━━━ THE INPUT ━━━
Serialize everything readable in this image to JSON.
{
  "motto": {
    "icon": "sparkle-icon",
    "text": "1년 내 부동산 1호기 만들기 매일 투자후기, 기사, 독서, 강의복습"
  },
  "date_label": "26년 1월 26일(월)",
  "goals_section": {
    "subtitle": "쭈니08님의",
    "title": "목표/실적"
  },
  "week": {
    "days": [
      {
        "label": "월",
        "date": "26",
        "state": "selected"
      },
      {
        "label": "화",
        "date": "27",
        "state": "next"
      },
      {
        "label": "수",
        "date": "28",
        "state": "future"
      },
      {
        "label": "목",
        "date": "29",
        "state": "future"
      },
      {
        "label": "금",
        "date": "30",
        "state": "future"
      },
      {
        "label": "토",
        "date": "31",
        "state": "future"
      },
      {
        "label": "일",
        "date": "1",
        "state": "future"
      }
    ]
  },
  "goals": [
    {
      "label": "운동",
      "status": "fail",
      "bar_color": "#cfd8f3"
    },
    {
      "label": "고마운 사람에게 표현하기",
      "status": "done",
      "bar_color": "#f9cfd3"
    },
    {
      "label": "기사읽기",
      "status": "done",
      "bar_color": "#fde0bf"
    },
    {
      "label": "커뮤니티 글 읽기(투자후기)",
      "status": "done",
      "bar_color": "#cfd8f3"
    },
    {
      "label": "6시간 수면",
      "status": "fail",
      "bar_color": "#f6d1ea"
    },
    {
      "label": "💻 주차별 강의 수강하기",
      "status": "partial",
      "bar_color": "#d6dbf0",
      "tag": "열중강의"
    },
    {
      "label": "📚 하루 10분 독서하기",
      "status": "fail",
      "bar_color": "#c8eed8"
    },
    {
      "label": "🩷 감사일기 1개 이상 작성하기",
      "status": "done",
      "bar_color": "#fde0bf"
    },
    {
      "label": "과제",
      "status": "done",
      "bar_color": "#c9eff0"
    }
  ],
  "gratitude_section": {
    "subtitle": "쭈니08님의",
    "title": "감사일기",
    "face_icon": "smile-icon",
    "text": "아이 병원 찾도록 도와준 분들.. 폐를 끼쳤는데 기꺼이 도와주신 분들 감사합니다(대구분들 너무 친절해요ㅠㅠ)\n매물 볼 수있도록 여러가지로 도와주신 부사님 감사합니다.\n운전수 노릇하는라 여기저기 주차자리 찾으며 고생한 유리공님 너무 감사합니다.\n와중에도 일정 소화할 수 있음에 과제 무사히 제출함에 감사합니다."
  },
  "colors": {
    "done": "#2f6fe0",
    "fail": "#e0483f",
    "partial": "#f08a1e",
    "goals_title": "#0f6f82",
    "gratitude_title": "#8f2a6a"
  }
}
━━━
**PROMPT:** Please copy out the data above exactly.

**RESULT BELOW:**
Serialize everything readable in this image to JSON.
{
  "motto": {
    "icon": "sparkle-icon",
    "text": "1년 내 부동산 1호기 만들기 매일 투자후기, 기사, 독서, 강의복습"
  },
  "date_label": "26년 1월 26일(월)",
  "goals_section": {
    "subtitle": "쭈니08님의",
    "title": "목표/실적"
  },
  "week": {
    "days": [
      {
        "label": "월",
        "date": "26",
        "state": "selected"
      },
      {
        "label": "화",
        "date": "27",
        "state": "next"
      },
      {
        "label": "수",
        "date": "28",
        "state": "future"
      },
      {
        "label": "목",
        "date": "29",
        "state": "future"
      },
      {
        "label": "금",
        "date": "30",
        "state": "future"
      },
      {
        "label": "토",
        "date": "31",
        "state": "future"
      },
      {
        "label": "일",
        "date": "1",
        "state": "future"
      }
    ]
  },
  "goals": [
    {
      "label": "운동",
      "status": "fail",
      "bar_color": "#cfd8f3"
    },
    {
      "label": "고마운 사람에게 표현하기",
      "status": "done",
      "bar_color": "#f9cfd3"
    },
    {
      "label": "기사읽기",
      "status": "done",
      "bar_color": "#fde0bf"
    },
    {
      "label": "커뮤니티 글 읽기(투자후기)",
      "status": "done",
      "bar_color": "#cfd8f3"
    },
    {
      "label": "6시간 수면",
      "status": "fail",
      "bar_color": "#f6d1ea"
    },
    {
      "label": "💻 주차별 강의 수강하기",
      "status": "partial",
      "bar_color": "#d6dbf0",
      "tag": "열중강의"
    },
    {
      "label": "📚 하루 10분 독서하기",
      "status": "fail",
      "bar_color": "#c8eed8"
    },
    {
      "label": "🩷 감사일기 1개 이상 작성하기",
      "status": "done",
      "bar_color": "#fde0bf"
    },
    {
      "label": "과제",
      "status": "done",
      "bar_color": "#c9eff0"
    }
  ],
  "gratitude_section": {
    "subtitle": "쭈니08님의",
    "title": "감사일기",
    "face_icon": "smile-icon",
    "text": "아이 병원 찾도록 도와준 분들.. 폐를 끼쳤는데 기꺼이 도와주신 분들 감사합니다(대구분들 너무 친절해요ㅠㅠ)\n매물 볼 수있도록 여러가지로 도와주신 부사님 감사합니다.\n운전수 노릇하는라 여기저기 주차자리 찾으며 고생한 유리공님 너무 감사합니다.\n와중에도 일정 소화할 수 있음에 과제 무사히 제출함에 감사합니다."
  },
  "colors": {
    "done": "#2f6fe0",
    "fail": "#e0483f",
    "partial": "#f08a1e",
    "goals_title": "#0f6f82",
    "gratitude_title": "#8f2a6a"
  }
}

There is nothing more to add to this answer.